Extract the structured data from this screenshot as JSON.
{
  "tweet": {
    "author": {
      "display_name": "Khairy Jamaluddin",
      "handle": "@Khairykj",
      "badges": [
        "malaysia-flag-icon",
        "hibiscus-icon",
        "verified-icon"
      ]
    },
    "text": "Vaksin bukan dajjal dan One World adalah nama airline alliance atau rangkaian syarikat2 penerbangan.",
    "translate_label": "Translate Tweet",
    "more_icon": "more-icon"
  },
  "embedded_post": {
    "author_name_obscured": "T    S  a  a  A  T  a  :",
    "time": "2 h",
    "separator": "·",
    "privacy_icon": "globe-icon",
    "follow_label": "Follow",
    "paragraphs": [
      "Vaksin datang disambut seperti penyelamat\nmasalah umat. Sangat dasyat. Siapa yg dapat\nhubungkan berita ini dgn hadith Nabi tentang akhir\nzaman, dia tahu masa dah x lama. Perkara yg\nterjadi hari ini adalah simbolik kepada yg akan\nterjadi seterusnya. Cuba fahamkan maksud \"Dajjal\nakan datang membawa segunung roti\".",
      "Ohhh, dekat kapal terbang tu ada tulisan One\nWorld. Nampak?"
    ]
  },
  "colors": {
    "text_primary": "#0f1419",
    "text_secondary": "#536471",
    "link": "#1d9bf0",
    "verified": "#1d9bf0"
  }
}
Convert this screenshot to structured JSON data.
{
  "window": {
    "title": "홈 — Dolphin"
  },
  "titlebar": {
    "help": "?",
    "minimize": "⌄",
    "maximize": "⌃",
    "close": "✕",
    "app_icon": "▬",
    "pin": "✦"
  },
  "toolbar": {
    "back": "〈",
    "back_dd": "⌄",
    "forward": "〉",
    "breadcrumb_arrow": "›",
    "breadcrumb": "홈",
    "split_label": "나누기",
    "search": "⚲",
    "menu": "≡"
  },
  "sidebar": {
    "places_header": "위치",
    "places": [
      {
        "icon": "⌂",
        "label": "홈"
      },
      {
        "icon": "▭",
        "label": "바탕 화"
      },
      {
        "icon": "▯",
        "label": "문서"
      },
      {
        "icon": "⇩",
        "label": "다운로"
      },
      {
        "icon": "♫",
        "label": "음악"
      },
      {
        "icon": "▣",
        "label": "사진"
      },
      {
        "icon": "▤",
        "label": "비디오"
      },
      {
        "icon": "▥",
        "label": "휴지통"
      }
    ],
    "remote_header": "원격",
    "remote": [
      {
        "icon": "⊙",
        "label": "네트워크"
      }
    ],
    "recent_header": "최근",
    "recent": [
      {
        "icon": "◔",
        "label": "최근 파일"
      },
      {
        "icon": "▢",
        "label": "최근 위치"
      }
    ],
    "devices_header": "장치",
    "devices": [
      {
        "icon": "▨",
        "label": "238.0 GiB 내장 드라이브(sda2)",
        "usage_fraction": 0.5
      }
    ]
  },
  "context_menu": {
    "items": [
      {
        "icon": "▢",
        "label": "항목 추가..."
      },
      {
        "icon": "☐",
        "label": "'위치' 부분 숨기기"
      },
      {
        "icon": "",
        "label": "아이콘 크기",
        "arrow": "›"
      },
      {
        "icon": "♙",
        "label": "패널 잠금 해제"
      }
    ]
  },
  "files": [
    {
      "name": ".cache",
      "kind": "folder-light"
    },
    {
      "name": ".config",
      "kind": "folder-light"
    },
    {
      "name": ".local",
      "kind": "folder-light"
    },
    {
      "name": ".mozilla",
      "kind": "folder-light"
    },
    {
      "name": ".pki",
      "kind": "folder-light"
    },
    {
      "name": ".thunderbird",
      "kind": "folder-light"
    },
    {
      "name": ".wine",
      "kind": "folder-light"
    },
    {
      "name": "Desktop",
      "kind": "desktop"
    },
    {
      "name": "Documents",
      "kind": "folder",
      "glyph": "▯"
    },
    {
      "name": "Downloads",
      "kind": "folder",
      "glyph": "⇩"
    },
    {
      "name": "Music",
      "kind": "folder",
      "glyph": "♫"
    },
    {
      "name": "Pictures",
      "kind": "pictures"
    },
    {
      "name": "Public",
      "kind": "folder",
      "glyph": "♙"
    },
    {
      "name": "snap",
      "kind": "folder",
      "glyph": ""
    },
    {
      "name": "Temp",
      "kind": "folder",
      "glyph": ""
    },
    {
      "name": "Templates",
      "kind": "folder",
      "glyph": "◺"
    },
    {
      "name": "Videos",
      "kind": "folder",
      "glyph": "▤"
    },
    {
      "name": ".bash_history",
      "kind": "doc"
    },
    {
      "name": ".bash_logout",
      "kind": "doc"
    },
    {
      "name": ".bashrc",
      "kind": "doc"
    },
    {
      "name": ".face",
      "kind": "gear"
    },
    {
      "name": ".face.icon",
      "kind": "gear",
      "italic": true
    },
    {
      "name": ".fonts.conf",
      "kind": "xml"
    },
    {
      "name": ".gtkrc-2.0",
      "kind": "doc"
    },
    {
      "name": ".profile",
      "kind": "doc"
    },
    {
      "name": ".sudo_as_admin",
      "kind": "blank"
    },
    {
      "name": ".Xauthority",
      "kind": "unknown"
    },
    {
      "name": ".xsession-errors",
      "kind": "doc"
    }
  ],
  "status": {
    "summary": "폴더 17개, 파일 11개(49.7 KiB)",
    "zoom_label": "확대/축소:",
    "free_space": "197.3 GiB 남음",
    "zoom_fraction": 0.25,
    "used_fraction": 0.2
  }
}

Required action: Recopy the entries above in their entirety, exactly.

Result of this exercise:
Extract the structured data from this screenshot as JSON.
{
  "tweet": {
    "author": {
      "display_name": "Khairy Jamaluddin",
      "handle": "@Khairykj",
      "badges": [
        "malaysia-flag-icon",
        "hibiscus-icon",
        "verified-icon"
      ]
    },
    "text": "Vaksin bukan dajjal dan One World adalah nama airline alliance atau rangkaian syarikat2 penerbangan.",
    "translate_label": "Translate Tweet",
    "more_icon": "more-icon"
  },
  "embedded_post": {
    "author_name_obscured": "T    S  a  a  A  T  a  :",
    "time": "2 h",
    "separator": "·",
    "privacy_icon": "globe-icon",
    "follow_label": "Follow",
    "paragraphs": [
      "Vaksin datang disambut seperti penyelamat\nmasalah umat. Sangat dasyat. Siapa yg dapat\nhubungkan berita ini dgn hadith Nabi tentang akhir\nzaman, dia tahu masa dah x lama. Perkara yg\nterjadi hari ini adalah simbolik kepada yg akan\nterjadi seterusnya. Cuba fahamkan maksud \"Dajjal\nakan datang membawa segunung roti\".",
      "Ohhh, dekat kapal terbang tu ada tulisan One\nWorld. Nampak?"
    ]
  },
  "colors": {
    "text_primary": "#0f1419",
    "text_secondary": "#536471",
    "link": "#1d9bf0",
    "verified": "#1d9bf0"
  }
}
Convert this screenshot to structured JSON data.
{
  "window": {
    "title": "홈 — Dolphin"
  },
  "titlebar": {
    "help": "?",
    "minimize": "⌄",
    "maximize": "⌃",
    "close": "✕",
    "app_icon": "▬",
    "pin": "✦"
  },
  "toolbar": {
    "back": "〈",
    "back_dd": "⌄",
    "forward": "〉",
    "breadcrumb_arrow": "›",
    "breadcrumb": "홈",
    "split_label": "나누기",
    "search": "⚲",
    "menu": "≡"
  },
  "sidebar": {
    "places_header": "위치",
    "places": [
      {
        "icon": "⌂",
        "label": "홈"
      },
      {
        "icon": "▭",
        "label": "바탕 화"
      },
      {
        "icon": "▯",
        "label": "문서"
      },
      {
        "icon": "⇩",
        "label": "다운로"
      },
      {
        "icon": "♫",
        "label": "음악"
      },
      {
        "icon": "▣",
        "label": "사진"
      },
      {
        "icon": "▤",
        "label": "비디오"
      },
      {
        "icon": "▥",
        "label": "휴지통"
      }
    ],
    "remote_header": "원격",
    "remote": [
      {
        "icon": "⊙",
        "label": "네트워크"
      }
    ],
    "recent_header": "최근",
    "recent": [
      {
        "icon": "◔",
        "label": "최근 파일"
      },
      {
        "icon": "▢",
        "label": "최근 위치"
      }
    ],
    "devices_header": "장치",
    "devices": [
      {
        "icon": "▨",
        "label": "238.0 GiB 내장 드라이브(sda2)",
        "usage_fraction": 0.5
      }
    ]
  },
  "context_menu": {
    "items": [
      {
        "icon": "▢",
        "label": "항목 추가..."
      },
      {
        "icon": "☐",
        "label": "'위치' 부분 숨기기"
      },
      {
        "icon": "",
        "label": "아이콘 크기",
        "arrow": "›"
      },
      {
        "icon": "♙",
        "label": "패널 잠금 해제"
      }
    ]
  },
  "files": [
    {
      "name": ".cache",
      "kind": "folder-light"
    },
    {
      "name": ".config",
      "kind": "folder-light"
    },
    {
      "name": ".local",
      "kind": "folder-light"
    },
    {
      "name": ".mozilla",
      "kind": "folder-light"
    },
    {
      "name": ".pki",
      "kind": "folder-light"
    },
    {
      "name": ".thunderbird",
      "kind": "folder-light"
    },
    {
      "name": ".wine",
      "kind": "folder-light"
    },
    {
      "name": "Desktop",
      "kind": "desktop"
    },
    {
      "name": "Documents",
      "kind": "folder",
      "glyph": "▯"
    },
    {
      "name": "Downloads",
      "kind": "folder",
      "glyph": "⇩"
    },
    {
      "name": "Music",
      "kind": "folder",
      "glyph": "♫"
    },
    {
      "name": "Pictures",
      "kind": "pictures"
    },
    {
      "name": "Public",
      "kind": "folder",
      "glyph": "♙"
    },
    {
      "name": "snap",
      "kind": "folder",
      "glyph": ""
    },
    {
      "name": "Temp",
      "kind": "folder",
      "glyph": ""
    },
    {
      "name": "Templates",
      "kind": "folder",
      "glyph": "◺"
    },
    {
      "name": "Videos",
      "kind": "folder",
      "glyph": "▤"
    },
    {
      "name": ".bash_history",
      "kind": "doc"
    },
    {
      "name": ".bash_logout",
      "kind": "doc"
    },
    {
      "name": ".bashrc",
      "kind": "doc"
    },
    {
      "name": ".face",
      "kind": "gear"
    },
    {
      "name": ".face.icon",
      "kind": "gear",
      "italic": true
    },
    {
      "name": ".fonts.conf",
      "kind": "xml"
    },
    {
      "name": ".gtkrc-2.0",
      "kind": "doc"
    },
    {
      "name": ".profile",
      "kind": "doc"
    },
    {
      "name": ".sudo_as_admin",
      "kind": "blank"
    },
    {
      "name": ".Xauthority",
      "kind": "unknown"
    },
    {
      "name": ".xsession-errors",
      "kind": "doc"
    }
  ],
  "status": {
    "summary": "폴더 17개, 파일 11개(49.7 KiB)",
    "zoom_label": "확대/축소:",
    "free_space": "197.3 GiB 남음",
    "zoom_fraction": 0.25,
    "used_fraction": 0.2
  }
}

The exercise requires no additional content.